2 REPLIES 2
rose_wilts
Member

Re: Spread of cancer due to surgery?

Thank you so much, Citty, for your very sensible comments on the article - that's really helpful. I find it particularly easy to put the fear of god into myself in the run-up to a full moon! Smiley LOL

Citty
Member

Re: Spread of cancer due to surgery?

This is what I think. The particular study mentioned in the link was conducted on mice so may not be able to be extrapolated to humans (I am able to access the full paper). It doesn't conclude that surgery will/does cause spread, only that the researchers might have found a mechanism by which cancer cells that have already spread might become active.  It does say "The new research contradicts the idea that surgeons might be releasing cancerous cells that then travel to other parts of the body." and "there is so much tissue removed surrounding the tumor that it isn’t really feasible for the operation to be spreading cancerous cells."  The comment in the article that it's not the tumour in the breast that kills you, it's the distant spread is true. Untreated breast cancer will spread locally and to other parts of the body. There will always be examples of people who say they've been cured without conventional treatment, but there are also a heck of a lot more folk out there who have been cured conventionally!  Good luck with your treatment rose_wilts.

rose_wilts
Member

Spread of cancer due to surgery?

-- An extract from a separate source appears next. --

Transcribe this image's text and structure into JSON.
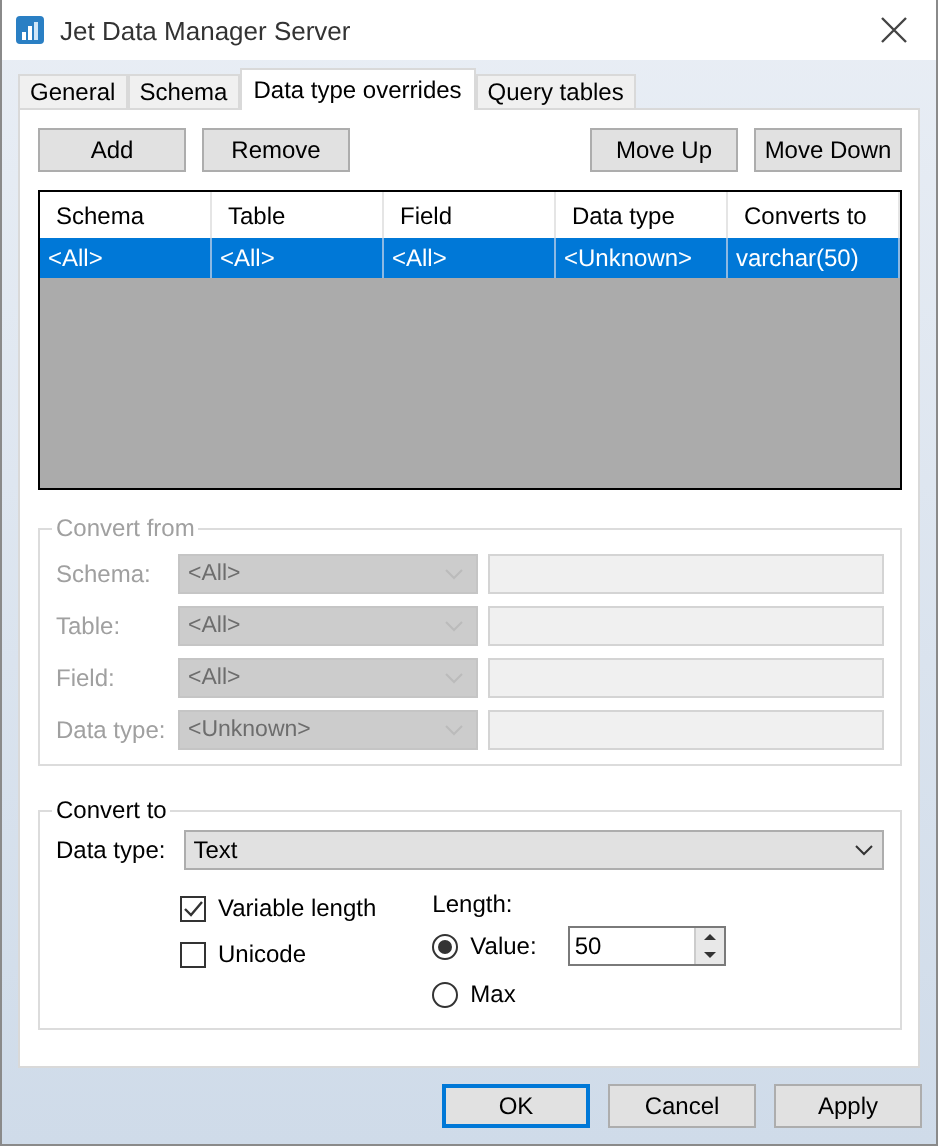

I was recently diagnosed with cancer and am going to be having a double mastectomy next month. I was just wondering whether anyone had an information about some research that was publicised this April, which seems to indicate a link between having surgery and getting metastases - see, for example, http://www.wbur.org/commonhealth/2018/04/11/breast-cancer-surgery-spread. To quote:

 

“The post-surgical wound-healing response somehow releases already disseminated cells, cells that have already spread to distant sites in the body, releasing them from the constraints that have previously prevented them from growing actively,” says professor Robert Weinberg, the new study’s senior author.

 

If anyone has any thoughts about/update on this, I'd be very interested to know.